Methodology and modeling environment for simulating national health care

Bernard P. Zeigler, Ernest Carter, Chungman Seo, Cynthia K. Russell, Brenda A. Leath

Research output: Chapter in Book/Report/Conference proceedingConference contribution

Abstract

An ideal health care system is unlike today's fragmented, loosely coupled, and uncoordinated assemblage of component systems. An ideal (optimal) health care delivery system will require methods to model large loosely coupled distributed system of systems. This paper presents a modeling and simulation methodology to support design of coordinated care architectures as well as to predict important quality versus cost metrics of such architectures. Such a model would be both useful in itself while illustrative of a general framework for system of system level modeling. An essential and challenging aspect of such modeling is to include models of human behavior to provide a veridical basis for quality and cost assessment of coordination architectures.

Original languageEnglish (US)
Title of host publicationMedical Processes Modeling and Simulation 2012, MPMS 2012 - 2012 Autumn Simulation Multiconference, AutumnSim 2012
Pages25-35
Number of pages11
Edition18
StatePublished - 2012
Externally publishedYes
EventMedical Processes Modeling and Simulation 2012, MPMS 2012, Part of the 2012 Autumn Simulation Multiconference, AutumnSim 2012 - San Diego, CA, United States
Duration: Oct 28 2012Oct 31 2012

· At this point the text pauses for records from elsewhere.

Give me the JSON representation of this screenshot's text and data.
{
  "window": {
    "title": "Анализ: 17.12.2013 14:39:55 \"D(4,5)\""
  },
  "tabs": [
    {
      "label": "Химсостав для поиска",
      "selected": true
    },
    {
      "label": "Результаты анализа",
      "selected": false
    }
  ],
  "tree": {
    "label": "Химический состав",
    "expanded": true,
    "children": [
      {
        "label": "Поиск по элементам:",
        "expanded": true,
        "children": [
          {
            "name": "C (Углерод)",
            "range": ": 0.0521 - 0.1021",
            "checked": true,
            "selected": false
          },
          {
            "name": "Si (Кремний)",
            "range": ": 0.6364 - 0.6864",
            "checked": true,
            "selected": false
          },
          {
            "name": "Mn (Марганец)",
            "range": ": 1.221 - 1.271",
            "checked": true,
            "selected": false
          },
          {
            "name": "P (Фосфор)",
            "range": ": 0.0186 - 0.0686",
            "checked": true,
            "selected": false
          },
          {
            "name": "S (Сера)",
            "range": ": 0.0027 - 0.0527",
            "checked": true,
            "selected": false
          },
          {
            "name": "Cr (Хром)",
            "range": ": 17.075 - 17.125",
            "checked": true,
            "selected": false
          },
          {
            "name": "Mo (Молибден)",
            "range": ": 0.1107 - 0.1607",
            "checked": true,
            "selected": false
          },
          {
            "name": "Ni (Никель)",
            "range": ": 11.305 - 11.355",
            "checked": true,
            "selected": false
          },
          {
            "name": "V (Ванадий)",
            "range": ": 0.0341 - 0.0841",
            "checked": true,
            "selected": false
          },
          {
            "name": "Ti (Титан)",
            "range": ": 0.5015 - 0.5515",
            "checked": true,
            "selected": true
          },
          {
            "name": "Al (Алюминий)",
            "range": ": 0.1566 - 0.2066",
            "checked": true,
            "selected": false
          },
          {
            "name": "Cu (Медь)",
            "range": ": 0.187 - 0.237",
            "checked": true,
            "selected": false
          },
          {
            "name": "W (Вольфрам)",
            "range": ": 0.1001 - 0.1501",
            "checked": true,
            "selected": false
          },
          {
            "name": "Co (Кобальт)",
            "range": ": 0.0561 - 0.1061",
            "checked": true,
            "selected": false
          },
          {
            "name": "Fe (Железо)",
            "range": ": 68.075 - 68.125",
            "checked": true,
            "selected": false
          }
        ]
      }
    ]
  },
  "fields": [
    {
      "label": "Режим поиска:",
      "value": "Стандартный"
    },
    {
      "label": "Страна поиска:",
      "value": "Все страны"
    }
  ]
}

Publication series

NameSimulation Series
Number18
Volume44
ISSN (Print)0735-9276

Conference

ConferenceMedical Processes Modeling and Simulation 2012, MPMS 2012, Part of the 2012 Autumn Simulation Multiconference, AutumnSim 2012
Country/TerritoryUnited States
CitySan Diego, CA
Period10/28/1210/31/12

Keywords

  • Agent based modeling
  • DEVS M&S
  • Health care system
  • System Entity Structure (SES)
  • Systems of Systems (SoS)

ASJC Scopus subject areas

  • Computer Networks and Communications

Fingerprint

Dive into the research topics of 'Methodology and modeling environment for simulating national health care'. Together they form a unique fingerprint.

Cite this